- **What is required**: Reproduce each line of the entries that carries "JSON".

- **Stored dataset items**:
_ _ _
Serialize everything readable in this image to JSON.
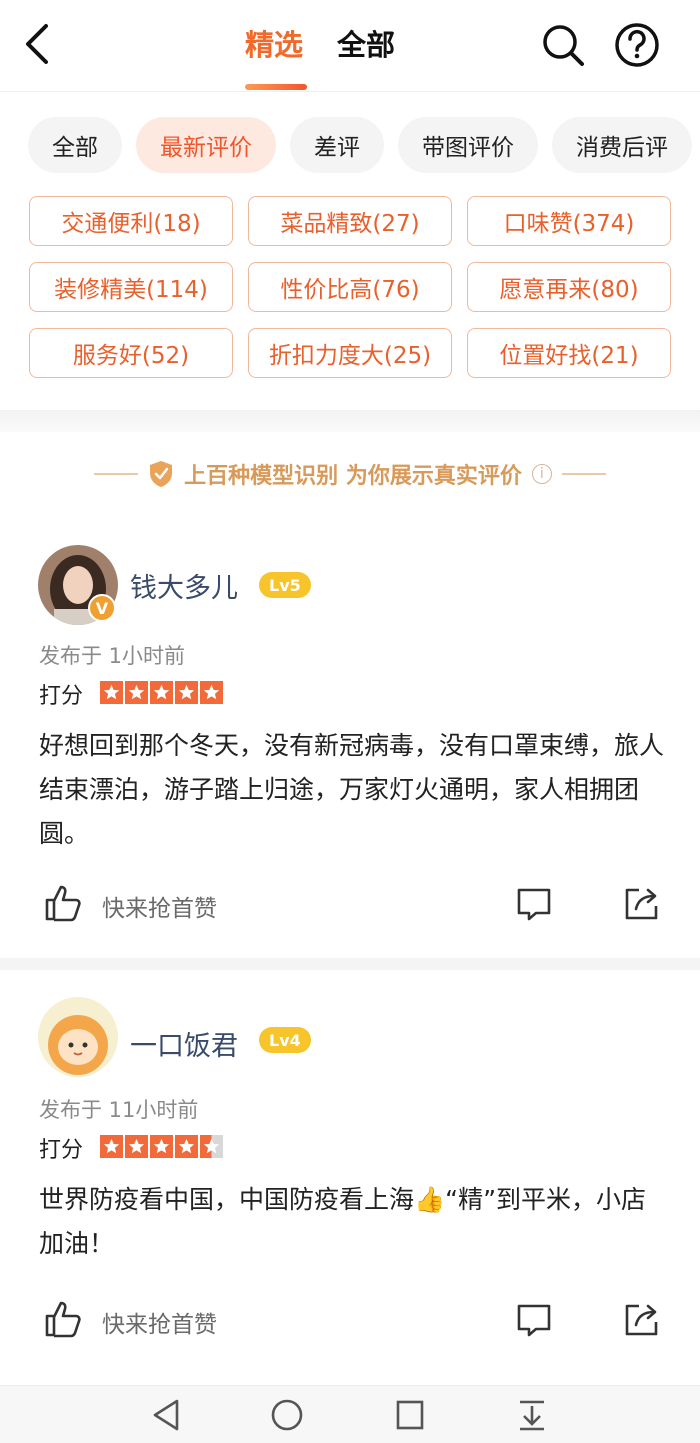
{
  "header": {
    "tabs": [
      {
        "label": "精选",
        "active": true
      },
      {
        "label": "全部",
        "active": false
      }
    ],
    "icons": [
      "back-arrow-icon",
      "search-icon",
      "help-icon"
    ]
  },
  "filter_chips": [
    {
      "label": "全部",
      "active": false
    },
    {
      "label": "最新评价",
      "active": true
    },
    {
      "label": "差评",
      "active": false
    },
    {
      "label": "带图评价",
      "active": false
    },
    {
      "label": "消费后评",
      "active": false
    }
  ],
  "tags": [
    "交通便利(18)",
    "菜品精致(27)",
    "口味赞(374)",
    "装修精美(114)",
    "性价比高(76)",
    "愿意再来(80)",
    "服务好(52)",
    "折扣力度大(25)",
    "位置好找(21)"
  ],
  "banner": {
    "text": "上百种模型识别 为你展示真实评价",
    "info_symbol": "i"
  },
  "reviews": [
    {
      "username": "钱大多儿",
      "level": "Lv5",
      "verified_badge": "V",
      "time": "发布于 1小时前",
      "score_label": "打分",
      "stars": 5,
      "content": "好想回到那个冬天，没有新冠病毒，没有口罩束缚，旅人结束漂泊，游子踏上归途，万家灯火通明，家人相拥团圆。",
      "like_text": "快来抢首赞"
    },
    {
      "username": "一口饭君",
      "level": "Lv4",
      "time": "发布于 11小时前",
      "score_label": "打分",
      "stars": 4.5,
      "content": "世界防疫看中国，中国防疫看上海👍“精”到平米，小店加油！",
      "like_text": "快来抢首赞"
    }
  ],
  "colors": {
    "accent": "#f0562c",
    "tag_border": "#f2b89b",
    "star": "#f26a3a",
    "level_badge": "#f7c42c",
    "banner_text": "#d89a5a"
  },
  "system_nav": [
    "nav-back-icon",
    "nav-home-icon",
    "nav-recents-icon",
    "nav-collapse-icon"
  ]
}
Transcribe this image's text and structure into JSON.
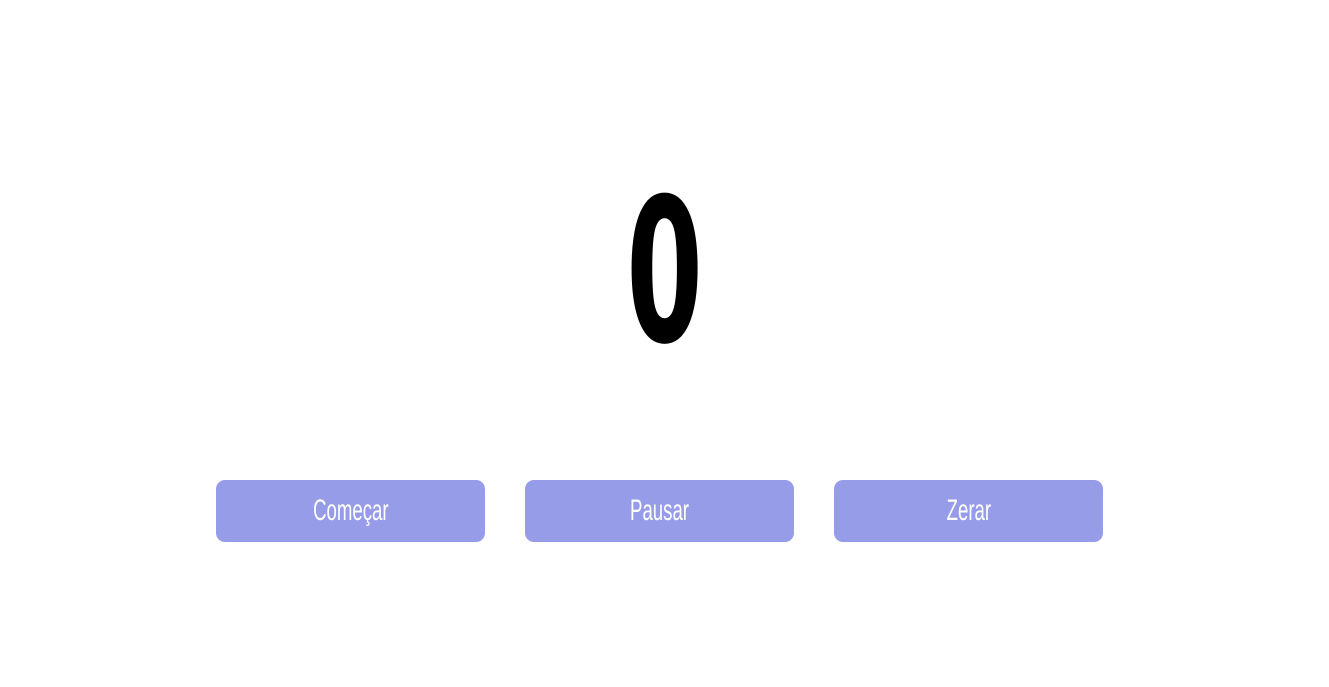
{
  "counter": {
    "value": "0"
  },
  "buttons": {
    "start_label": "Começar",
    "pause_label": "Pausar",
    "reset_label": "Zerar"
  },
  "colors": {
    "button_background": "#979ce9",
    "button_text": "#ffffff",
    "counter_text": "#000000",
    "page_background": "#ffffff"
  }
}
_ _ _
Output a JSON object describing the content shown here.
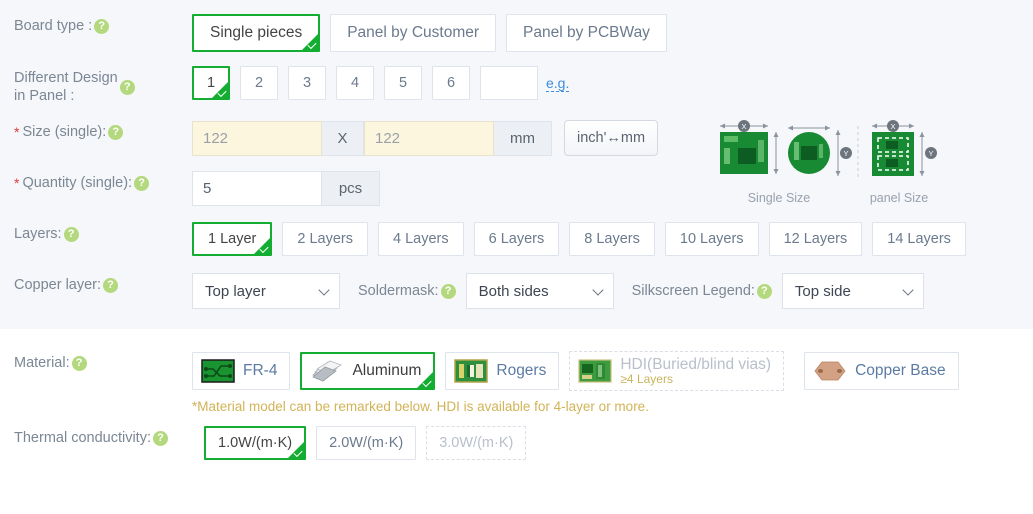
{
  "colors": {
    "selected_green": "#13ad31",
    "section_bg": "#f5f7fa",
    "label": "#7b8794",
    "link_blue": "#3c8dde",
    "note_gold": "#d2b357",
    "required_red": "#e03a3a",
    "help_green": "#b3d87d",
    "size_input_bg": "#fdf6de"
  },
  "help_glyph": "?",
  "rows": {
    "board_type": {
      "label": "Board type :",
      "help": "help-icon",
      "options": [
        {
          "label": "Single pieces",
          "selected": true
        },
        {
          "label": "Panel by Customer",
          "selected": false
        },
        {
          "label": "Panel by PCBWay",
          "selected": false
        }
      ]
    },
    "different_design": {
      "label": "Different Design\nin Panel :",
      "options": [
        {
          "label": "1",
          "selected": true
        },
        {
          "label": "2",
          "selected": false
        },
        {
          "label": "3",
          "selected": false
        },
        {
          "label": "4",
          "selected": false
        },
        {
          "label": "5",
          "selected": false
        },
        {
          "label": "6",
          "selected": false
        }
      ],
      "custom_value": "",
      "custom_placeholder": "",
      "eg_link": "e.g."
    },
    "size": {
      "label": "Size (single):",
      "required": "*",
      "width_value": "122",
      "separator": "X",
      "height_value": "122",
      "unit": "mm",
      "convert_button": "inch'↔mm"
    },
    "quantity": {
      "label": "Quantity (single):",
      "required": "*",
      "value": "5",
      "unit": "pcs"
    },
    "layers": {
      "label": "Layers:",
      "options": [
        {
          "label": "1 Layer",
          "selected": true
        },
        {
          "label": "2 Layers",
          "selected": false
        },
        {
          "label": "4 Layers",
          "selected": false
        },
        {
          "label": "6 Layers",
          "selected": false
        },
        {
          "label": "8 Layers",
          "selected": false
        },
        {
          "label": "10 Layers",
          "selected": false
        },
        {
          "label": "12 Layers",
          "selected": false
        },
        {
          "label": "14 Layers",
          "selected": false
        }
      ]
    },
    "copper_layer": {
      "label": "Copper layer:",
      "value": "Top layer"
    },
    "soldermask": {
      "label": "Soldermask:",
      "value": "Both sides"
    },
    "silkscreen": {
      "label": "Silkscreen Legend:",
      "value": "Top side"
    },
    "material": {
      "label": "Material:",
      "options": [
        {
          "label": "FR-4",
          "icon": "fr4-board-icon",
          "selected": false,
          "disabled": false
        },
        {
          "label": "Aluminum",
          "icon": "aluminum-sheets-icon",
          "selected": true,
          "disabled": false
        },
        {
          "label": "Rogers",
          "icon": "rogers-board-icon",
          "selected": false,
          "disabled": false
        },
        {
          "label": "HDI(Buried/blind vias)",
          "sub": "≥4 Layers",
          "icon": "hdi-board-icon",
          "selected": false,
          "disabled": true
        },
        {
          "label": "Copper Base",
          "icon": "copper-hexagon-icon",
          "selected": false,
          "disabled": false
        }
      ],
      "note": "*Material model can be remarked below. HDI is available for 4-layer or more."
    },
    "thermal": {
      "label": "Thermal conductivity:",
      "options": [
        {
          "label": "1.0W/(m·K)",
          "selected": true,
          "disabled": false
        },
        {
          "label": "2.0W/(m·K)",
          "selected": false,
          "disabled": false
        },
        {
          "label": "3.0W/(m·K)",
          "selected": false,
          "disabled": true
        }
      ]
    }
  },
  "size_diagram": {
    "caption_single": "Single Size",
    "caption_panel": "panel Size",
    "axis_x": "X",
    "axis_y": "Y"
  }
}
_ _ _
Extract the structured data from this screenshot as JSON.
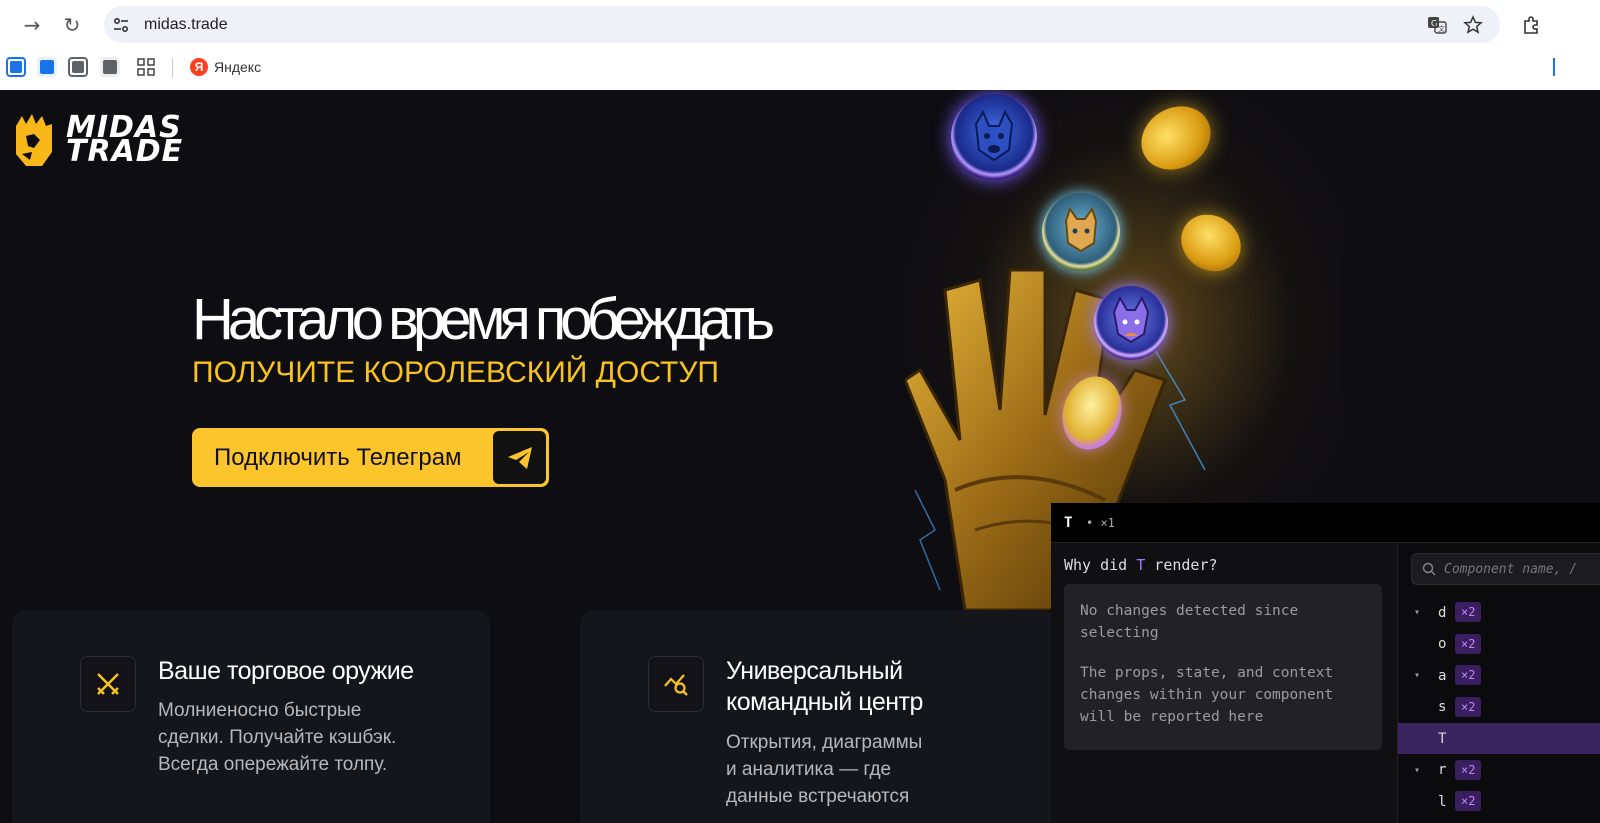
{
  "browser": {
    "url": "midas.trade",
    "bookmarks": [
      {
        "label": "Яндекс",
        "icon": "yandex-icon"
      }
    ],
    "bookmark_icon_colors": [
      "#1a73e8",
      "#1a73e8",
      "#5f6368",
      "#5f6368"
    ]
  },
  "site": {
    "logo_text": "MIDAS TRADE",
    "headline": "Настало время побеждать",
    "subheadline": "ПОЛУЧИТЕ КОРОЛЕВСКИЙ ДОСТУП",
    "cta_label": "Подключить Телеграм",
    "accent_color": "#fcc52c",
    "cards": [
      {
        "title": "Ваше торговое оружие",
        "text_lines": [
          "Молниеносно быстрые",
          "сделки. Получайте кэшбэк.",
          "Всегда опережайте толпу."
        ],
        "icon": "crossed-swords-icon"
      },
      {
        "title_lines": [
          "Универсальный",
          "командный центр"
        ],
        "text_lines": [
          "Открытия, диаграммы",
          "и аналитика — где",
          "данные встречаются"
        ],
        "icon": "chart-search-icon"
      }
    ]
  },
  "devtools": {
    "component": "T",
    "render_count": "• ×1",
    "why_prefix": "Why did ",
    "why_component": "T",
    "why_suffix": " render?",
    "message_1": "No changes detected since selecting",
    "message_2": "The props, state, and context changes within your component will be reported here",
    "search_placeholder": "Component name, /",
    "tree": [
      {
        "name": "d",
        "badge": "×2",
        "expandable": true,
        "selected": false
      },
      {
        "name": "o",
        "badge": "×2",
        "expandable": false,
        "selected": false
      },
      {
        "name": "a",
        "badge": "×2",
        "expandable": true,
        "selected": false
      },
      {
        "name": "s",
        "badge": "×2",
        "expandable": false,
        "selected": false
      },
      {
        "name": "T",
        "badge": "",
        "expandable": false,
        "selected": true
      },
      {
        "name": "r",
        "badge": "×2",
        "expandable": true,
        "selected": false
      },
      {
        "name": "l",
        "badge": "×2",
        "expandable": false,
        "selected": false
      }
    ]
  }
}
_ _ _
- **Solved problem**:
Serialize everything readable in this image to JSON.
Transcribe this image's text and structure into JSON.
Output a JSON object describing the content shown here.
Extract the structured data from this screenshot as JSON.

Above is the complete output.